ABI says the connection is due to a “confluence of social and technological factors” creating a “perfect storm” for the netbook world. The estimate of the boom is also related to some similarities between netbooks and PDA’s. Kevin Burden of ABI elaborated on this connection:
“PDA’s began our reliance on instant accessible data while traveling. When PDA functionality converged with cellular voice, smartphones became the new darling of mobile professional technology that many expected to evolve into the hub for all data and communication needs for traveling professionals… Today, with a better understanding for what a smartphone is, is not, and may never be, along with a reality check on the usefulness of UMPCs, the market remains open for new device types.”
UMPCs are Ultra Mobile PCs, a smaller and newer segment of computers whose prices are cranked higher than notebooks – kind of the opposite of the netbook category, which lies below.
Of course, not everyone’s as positive as ABI. Endpoint Technologies Associates’ Roger Kay said he’d “seen some forecasts of 40 million netbook sales in 2012,” far below the ABI netbook estimate.
The question on everyone’s mind is – why?
The netbook category is often ill-defined, but their sales growth can’t be doubted. This ambiguity may be a clue to their success, as the mainstreaming of netbooks has led to more and more consumers buying them as either a main computer or sidekick to their desktop. Unlike smartphones, which are dedicated to one role, a netbook can be just about anything depending on who’s using it.
While sales are definitely going up, netbook prices could be changing in the near future – and nobody knows quite how this will affect the sector. When Microsoft releases Windows 7 in the near future, the netbook version will definitely cost more than XP or Linux.
Kay, remained hopeful. “My suspicion is Microsoft will charge a bit more, maybe $10 to $20 more, but not too much… They don’t want to lose that market.”

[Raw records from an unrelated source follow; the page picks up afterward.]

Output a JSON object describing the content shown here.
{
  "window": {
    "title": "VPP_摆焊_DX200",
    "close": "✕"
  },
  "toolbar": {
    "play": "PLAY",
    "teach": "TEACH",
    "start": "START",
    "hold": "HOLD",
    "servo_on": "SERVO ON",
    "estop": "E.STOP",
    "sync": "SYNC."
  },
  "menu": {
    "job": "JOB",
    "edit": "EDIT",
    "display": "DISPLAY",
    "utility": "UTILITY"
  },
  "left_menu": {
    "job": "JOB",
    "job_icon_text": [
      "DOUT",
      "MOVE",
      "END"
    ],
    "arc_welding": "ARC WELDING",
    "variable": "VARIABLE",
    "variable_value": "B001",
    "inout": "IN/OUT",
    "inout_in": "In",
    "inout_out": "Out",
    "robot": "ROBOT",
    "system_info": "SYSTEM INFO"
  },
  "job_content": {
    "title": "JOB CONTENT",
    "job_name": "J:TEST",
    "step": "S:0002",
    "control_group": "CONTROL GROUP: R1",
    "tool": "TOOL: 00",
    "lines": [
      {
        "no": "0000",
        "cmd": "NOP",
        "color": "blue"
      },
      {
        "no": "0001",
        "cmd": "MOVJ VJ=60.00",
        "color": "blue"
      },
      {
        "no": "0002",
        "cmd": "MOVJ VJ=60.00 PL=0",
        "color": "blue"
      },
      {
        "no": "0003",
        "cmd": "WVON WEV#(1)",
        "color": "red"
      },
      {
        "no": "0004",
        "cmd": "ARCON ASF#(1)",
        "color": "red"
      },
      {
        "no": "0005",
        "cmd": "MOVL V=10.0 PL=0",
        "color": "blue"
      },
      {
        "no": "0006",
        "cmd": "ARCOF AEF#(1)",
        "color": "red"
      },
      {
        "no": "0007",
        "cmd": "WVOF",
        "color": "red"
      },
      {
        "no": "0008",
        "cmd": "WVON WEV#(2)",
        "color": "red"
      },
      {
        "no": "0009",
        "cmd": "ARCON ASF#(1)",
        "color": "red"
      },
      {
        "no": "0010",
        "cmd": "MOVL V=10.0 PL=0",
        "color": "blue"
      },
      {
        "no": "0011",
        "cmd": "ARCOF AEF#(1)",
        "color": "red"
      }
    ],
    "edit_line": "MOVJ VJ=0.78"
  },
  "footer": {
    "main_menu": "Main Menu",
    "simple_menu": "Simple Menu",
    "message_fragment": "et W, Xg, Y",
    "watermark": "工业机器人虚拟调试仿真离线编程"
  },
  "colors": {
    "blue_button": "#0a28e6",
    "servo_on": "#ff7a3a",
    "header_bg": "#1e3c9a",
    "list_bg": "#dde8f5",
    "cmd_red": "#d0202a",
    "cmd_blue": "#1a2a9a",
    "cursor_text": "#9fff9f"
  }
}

He’s right that keeping the price of netbooks low is the smart thing to do, but manufacturers have been fools before. For now, however, the bullish future of the netbook industry will be putting some smiles on manufacturers’ faces. Let’s see how that translates for consumers.